At a West Virginia rally Friday, a defiant Trump dismissed the prospect of a Democratic House takeover. "It could happen," he said, adding, "don't worry about it. I'll just figure it out."
In the closing days of the campaign, the U.S. leader has stoked fears of undocumented immigrants, claiming the caravans of Central Americans moving slowly through Mexico are set on "invading" the southern U.S. border.
Obama, reticent to attack his successor during much of his post-presidency, has reversed course in recent weeks, sharply condemning Trump's White House tenure.
At one recent rally, Obama said, "We have seen repeated attempts to divide us with rhetoric designed to make us angry and make us fearful, that's designed to exploit our history of racial and ethnic and religious division."
When pro-Trump hecklers started heckling him, Obama said, "You know what, it's an old playbook. It's one that the powerful and privileged turn to whenever control starts slipping away. They'll get folks riled up just to protect their power and their privilege, even when it hurts the country, even when it puts people at risk."

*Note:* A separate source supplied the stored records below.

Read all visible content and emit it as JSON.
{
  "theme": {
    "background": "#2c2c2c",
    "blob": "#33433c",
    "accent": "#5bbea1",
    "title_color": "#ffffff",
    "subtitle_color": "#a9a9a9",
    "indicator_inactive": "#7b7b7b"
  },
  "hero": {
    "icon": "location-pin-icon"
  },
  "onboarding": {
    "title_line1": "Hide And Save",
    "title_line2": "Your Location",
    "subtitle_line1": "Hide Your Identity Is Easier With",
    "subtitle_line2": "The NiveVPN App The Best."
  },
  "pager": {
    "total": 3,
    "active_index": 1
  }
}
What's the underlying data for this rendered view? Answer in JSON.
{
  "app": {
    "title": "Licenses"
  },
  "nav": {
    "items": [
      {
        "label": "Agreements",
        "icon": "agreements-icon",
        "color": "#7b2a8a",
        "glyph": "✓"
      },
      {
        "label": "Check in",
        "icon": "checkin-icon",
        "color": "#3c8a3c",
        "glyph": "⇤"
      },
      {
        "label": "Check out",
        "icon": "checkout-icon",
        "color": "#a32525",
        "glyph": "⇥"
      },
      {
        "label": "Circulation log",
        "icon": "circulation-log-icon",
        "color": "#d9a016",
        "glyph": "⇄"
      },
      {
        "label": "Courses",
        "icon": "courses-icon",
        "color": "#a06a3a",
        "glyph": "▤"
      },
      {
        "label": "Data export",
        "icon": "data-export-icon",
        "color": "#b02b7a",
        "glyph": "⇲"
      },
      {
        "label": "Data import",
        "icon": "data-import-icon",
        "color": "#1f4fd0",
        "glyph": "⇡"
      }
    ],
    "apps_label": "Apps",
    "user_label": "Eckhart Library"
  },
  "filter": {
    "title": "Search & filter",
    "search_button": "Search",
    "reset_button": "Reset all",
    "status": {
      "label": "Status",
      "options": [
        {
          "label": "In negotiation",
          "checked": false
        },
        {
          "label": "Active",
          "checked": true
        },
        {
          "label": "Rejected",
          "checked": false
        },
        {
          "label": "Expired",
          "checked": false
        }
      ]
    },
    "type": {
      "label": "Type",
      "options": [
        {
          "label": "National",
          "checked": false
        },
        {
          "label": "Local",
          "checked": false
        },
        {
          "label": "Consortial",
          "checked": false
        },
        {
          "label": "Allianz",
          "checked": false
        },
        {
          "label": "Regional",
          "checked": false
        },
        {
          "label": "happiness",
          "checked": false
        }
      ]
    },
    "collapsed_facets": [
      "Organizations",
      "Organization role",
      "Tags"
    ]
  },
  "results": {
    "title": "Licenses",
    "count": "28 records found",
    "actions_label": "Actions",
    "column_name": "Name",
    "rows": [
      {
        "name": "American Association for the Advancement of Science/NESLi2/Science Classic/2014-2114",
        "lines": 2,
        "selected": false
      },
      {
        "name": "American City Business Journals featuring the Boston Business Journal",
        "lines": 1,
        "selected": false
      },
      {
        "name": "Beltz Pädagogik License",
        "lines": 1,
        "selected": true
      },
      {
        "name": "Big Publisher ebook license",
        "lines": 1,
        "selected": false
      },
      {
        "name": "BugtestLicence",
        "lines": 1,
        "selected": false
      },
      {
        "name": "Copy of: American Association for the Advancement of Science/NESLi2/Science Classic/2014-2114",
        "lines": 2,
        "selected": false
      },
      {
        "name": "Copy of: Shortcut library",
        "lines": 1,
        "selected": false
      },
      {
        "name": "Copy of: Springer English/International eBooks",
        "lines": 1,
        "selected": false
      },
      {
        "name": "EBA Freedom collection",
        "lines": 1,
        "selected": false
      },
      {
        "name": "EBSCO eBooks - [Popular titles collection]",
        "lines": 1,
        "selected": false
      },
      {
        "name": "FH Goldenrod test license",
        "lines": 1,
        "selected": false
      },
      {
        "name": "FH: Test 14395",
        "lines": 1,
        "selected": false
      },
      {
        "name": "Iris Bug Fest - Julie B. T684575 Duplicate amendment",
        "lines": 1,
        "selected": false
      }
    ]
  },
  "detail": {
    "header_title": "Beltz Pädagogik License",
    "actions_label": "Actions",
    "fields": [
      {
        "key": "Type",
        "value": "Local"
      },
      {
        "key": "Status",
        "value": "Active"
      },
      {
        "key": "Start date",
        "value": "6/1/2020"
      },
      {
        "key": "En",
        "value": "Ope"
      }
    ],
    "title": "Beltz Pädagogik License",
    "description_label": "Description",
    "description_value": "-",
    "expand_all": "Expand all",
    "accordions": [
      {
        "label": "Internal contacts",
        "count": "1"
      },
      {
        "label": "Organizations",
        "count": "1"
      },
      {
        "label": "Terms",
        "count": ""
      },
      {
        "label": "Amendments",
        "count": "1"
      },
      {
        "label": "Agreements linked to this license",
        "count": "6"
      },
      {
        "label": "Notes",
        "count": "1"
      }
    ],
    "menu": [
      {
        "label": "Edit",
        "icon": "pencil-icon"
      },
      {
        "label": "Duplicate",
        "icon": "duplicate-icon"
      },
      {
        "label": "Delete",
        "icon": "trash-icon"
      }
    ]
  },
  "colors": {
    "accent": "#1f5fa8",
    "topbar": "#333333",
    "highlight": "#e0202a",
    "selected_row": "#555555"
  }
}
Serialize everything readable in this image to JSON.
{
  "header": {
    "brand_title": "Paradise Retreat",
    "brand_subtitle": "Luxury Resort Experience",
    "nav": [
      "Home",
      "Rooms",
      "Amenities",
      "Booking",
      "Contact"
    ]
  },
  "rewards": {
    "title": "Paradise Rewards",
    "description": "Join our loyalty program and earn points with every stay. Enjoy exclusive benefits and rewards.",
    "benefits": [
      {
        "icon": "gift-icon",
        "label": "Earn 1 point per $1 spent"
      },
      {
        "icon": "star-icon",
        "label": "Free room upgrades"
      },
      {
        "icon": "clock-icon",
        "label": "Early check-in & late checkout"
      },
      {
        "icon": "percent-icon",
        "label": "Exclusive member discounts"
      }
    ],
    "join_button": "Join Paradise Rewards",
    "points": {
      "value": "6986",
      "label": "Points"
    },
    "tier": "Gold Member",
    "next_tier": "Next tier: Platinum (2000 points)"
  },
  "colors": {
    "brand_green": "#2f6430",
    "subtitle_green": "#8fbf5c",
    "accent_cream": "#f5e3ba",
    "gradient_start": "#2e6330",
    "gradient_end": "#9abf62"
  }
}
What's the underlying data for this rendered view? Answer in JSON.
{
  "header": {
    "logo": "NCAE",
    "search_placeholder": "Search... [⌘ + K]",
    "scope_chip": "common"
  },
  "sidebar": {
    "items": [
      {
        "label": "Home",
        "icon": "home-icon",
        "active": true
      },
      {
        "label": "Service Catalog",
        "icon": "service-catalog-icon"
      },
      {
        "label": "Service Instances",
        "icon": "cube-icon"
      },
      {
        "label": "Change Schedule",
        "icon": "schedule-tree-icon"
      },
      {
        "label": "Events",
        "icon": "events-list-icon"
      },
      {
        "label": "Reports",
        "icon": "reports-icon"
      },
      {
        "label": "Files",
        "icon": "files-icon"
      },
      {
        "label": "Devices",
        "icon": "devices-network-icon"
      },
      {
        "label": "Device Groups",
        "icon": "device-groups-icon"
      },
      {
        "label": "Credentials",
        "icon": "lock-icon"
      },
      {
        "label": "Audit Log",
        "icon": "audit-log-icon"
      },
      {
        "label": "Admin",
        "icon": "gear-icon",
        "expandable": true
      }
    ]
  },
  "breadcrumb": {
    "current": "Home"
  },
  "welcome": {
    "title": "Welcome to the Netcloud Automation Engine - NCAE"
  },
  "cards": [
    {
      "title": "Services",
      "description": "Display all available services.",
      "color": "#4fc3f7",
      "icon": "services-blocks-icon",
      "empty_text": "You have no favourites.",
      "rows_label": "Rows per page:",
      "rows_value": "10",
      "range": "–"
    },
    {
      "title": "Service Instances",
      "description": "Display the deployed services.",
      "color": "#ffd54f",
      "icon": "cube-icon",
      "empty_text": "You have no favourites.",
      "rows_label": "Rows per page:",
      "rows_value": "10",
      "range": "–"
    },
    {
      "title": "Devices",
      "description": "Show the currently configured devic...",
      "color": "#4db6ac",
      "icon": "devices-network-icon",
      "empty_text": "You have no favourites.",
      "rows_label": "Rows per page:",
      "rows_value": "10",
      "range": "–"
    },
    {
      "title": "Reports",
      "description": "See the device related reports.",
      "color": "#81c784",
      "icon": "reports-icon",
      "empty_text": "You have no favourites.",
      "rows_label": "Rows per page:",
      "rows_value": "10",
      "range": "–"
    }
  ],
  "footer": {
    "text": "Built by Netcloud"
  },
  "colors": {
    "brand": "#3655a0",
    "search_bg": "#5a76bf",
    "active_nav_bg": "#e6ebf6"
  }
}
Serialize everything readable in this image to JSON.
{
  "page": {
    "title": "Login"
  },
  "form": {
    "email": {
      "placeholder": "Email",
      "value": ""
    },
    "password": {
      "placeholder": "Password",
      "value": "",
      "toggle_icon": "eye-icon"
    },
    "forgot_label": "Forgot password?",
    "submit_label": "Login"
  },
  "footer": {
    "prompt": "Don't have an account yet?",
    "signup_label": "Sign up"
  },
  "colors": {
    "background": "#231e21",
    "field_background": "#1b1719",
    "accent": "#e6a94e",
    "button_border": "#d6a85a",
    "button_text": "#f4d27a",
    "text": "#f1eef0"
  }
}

Obama is holding a get-out-the-vote rally in his hometown of Chicago on Sunday, supporting wealthy Democratic businessman J.B. Pritzker in his bid to oust incumbent Illinois Republican Gov. Bruce Rauner.
Obama then heads to the neighboring state of Indiana for a rally in Gary for embattled first-term incumbent Democratic Sen. Joe Donnelly, who is engaged in a tight contest with Republican businessman Mike Braun for a new six-year term.
Trump campaigned for Braun on Friday and is heading back to the midwestern state for another Braun rally on Monday.
Trump appears Sunday in the southern city of Macon, Georgia. He is supporting Republican Brian Kemp, the Georgia secretary of state, who is locked in a tight contest with Democrat Stacey Abrams, a state lawmaker, in their race for the Georgia governorship. Trump then heads to neighboring Tennessee to campaign for Congresswoman Marsha Blackburn, who polls say has edged ahead of Democrat Phil Bredesen, a former governor, in their contest for an open Senate seat.